Also, a correction: I misspelled Philips' product, which is iSite, not iSight, as I had written. My apologies for the misspelling.

Hey Mark / Anthony...great posting...I think the issue or biggest questions are raised around EMR-RIS & PACS integration. Modality integration is mostly DICOM and usually straight forward. Most customers choose their imaging modalities based on reputation and the available features/functionality of the scanner or camera. I would say most buying decisions for modalities are made by Radiology managers or administrators while today's EMR-RIS & PACS purchases are more commonly made by IT leadership.

Integration issues often evolve during the implementation of a separate RIS & PACS. My choice would be for a tightly integrated RIS-PACS vendor who can remove the headaches of integrating inbound RIS registration and check-in processes with PACS and outbound messaging to image enable the RIS. If this vendor happens to sell imaging modalities then this is a possible bonus and you put the pricing squeeze on one vendor for RIS-PACS and their latest MR or CT. I say go with the single vendor when possible, I know it's old school but I'm big on vendor partnerships...Oh yeah don't forget to ask for a decent discount on a single source managed service agreement.
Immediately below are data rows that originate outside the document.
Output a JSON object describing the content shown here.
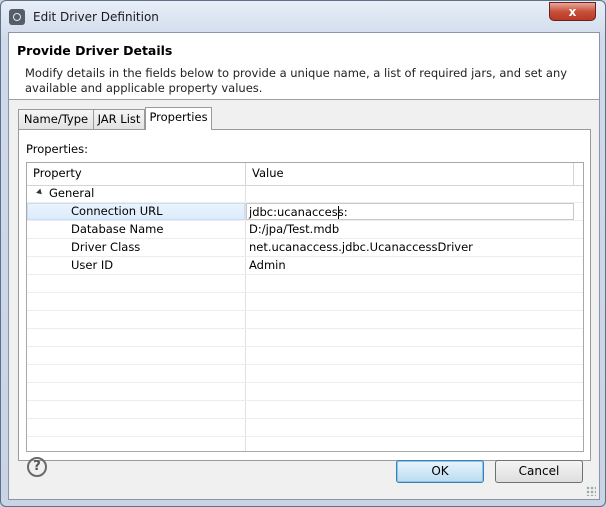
{
  "window": {
    "title": "Edit Driver Definition",
    "close_label": "x"
  },
  "header": {
    "title": "Provide Driver Details",
    "description": "Modify details in the fields below to provide a unique name, a list of required jars, and set any available and applicable property values."
  },
  "tabs": [
    {
      "label": "Name/Type",
      "active": false
    },
    {
      "label": "JAR List",
      "active": false
    },
    {
      "label": "Properties",
      "active": true
    }
  ],
  "properties": {
    "section_label": "Properties:",
    "columns": [
      "Property",
      "Value"
    ],
    "group": "General",
    "rows": [
      {
        "property": "Connection URL",
        "value": "jdbc:ucanaccess:",
        "selected": true
      },
      {
        "property": "Database Name",
        "value": "D:/jpa/Test.mdb",
        "selected": false
      },
      {
        "property": "Driver Class",
        "value": "net.ucanaccess.jdbc.UcanaccessDriver",
        "selected": false
      },
      {
        "property": "User ID",
        "value": "Admin",
        "selected": false
      }
    ]
  },
  "footer": {
    "help_label": "?",
    "ok_label": "OK",
    "cancel_label": "Cancel"
  }
}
Mark — In the current economy combination modality vendors and IT vendors alike are focused on any and every possible source of revenue. Both sides will claim IT superiority to the CIO and ground breaking clinical advancement to the CMO. The bottom line is that the average MR or CT sale will bring in 2 to 3 times more revenue than a single PACS or RIS. With that said vendors who offer both RIS/ PACS products and imaging modalities are going to sell into their customer's immediate need then offer the other product(s) at a discount. For example the vendor will sell the customer a two million dollar MR scanner then greatly discount or even throw in a quarter of a million dollar PACS or vice versa to close the sale...non-modality vendors do the same thing with their many optional modules and administrative tool sets.

In regards to the IT satisfaction requirement both the combination vendors and the PACS only vendors are going to offer rolled in service and support with promises of five 9's uptime to gain further approval from the IT guys.